### Problem description
In the copy, include no images. Reproduce the entries exactly.

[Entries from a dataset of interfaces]
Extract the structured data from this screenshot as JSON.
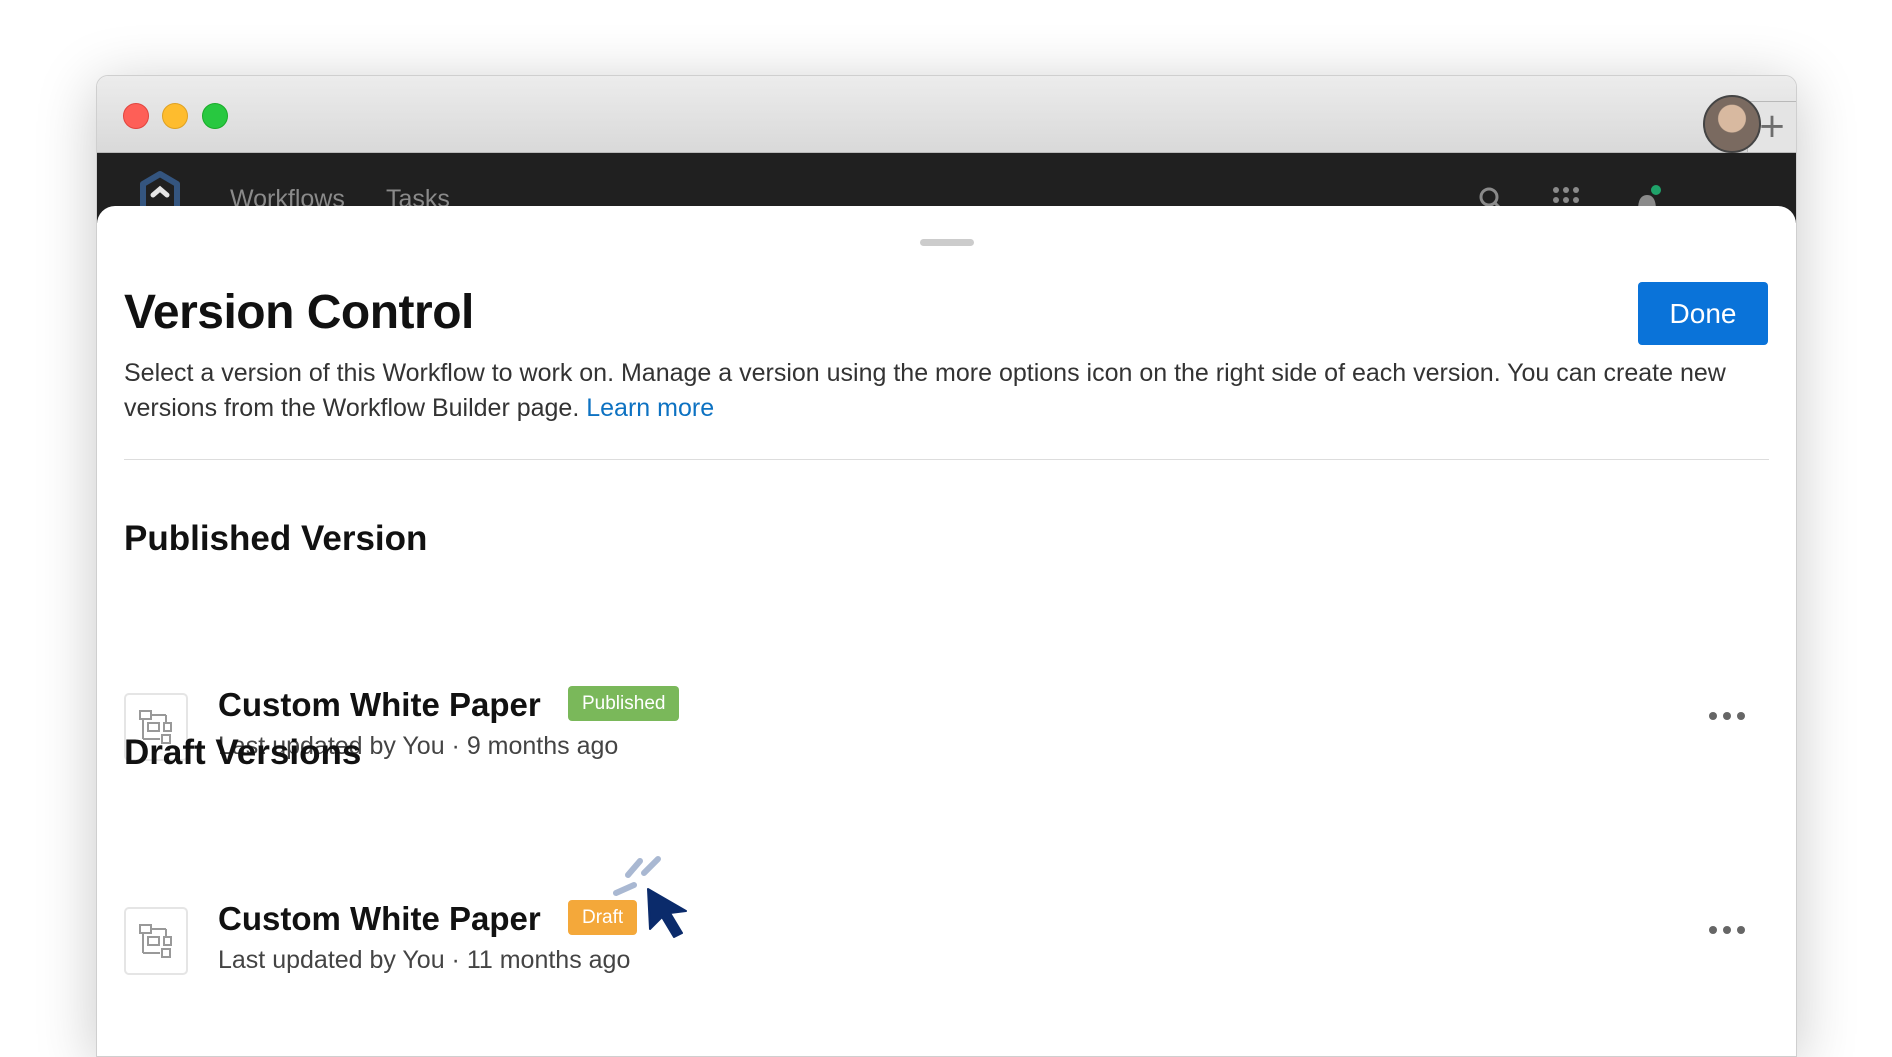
{
  "window": {
    "new_tab_label": "+"
  },
  "app_nav": {
    "links": [
      "Workflows",
      "Tasks"
    ],
    "icons": [
      "search-icon",
      "apps-grid-icon",
      "bell-icon"
    ],
    "notification_color": "#1fa36a"
  },
  "sheet": {
    "title": "Version Control",
    "done_label": "Done",
    "description": "Select a version of this Workflow to work on. Manage a version using the more options icon on the right side of each version. You can create new versions from the Workflow Builder page.",
    "learn_more": "Learn more",
    "published_heading": "Published Version",
    "drafts_heading": "Draft Versions",
    "published": [
      {
        "name": "Custom White Paper",
        "badge": "Published",
        "meta": "Last updated by You · 9 months ago"
      }
    ],
    "drafts": [
      {
        "name": "Custom White Paper",
        "badge": "Draft",
        "meta": "Last updated by You · 11 months ago"
      }
    ]
  },
  "colors": {
    "primary": "#0a73d9",
    "link": "#0d72c2",
    "published_badge": "#7ab85a",
    "draft_badge": "#f4a83a",
    "cursor": "#0b2b6b"
  }
}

### Finished exercise
Extract the structured data from this screenshot as JSON.
{
  "window": {
    "new_tab_label": "+"
  },
  "app_nav": {
    "links": [
      "Workflows",
      "Tasks"
    ],
    "icons": [
      "search-icon",
      "apps-grid-icon",
      "bell-icon"
    ],
    "notification_color": "#1fa36a"
  },
  "sheet": {
    "title": "Version Control",
    "done_label": "Done",
    "description": "Select a version of this Workflow to work on. Manage a version using the more options icon on the right side of each version. You can create new versions from the Workflow Builder page.",
    "learn_more": "Learn more",
    "published_heading": "Published Version",
    "drafts_heading": "Draft Versions",
    "published": [
      {
        "name": "Custom White Paper",
        "badge": "Published",
        "meta": "Last updated by You · 9 months ago"
      }
    ],
    "drafts": [
      {
        "name": "Custom White Paper",
        "badge": "Draft",
        "meta": "Last updated by You · 11 months ago"
      }
    ]
  },
  "colors": {
    "primary": "#0a73d9",
    "link": "#0d72c2",
    "published_badge": "#7ab85a",
    "draft_badge": "#f4a83a",
    "cursor": "#0b2b6b"
  }
}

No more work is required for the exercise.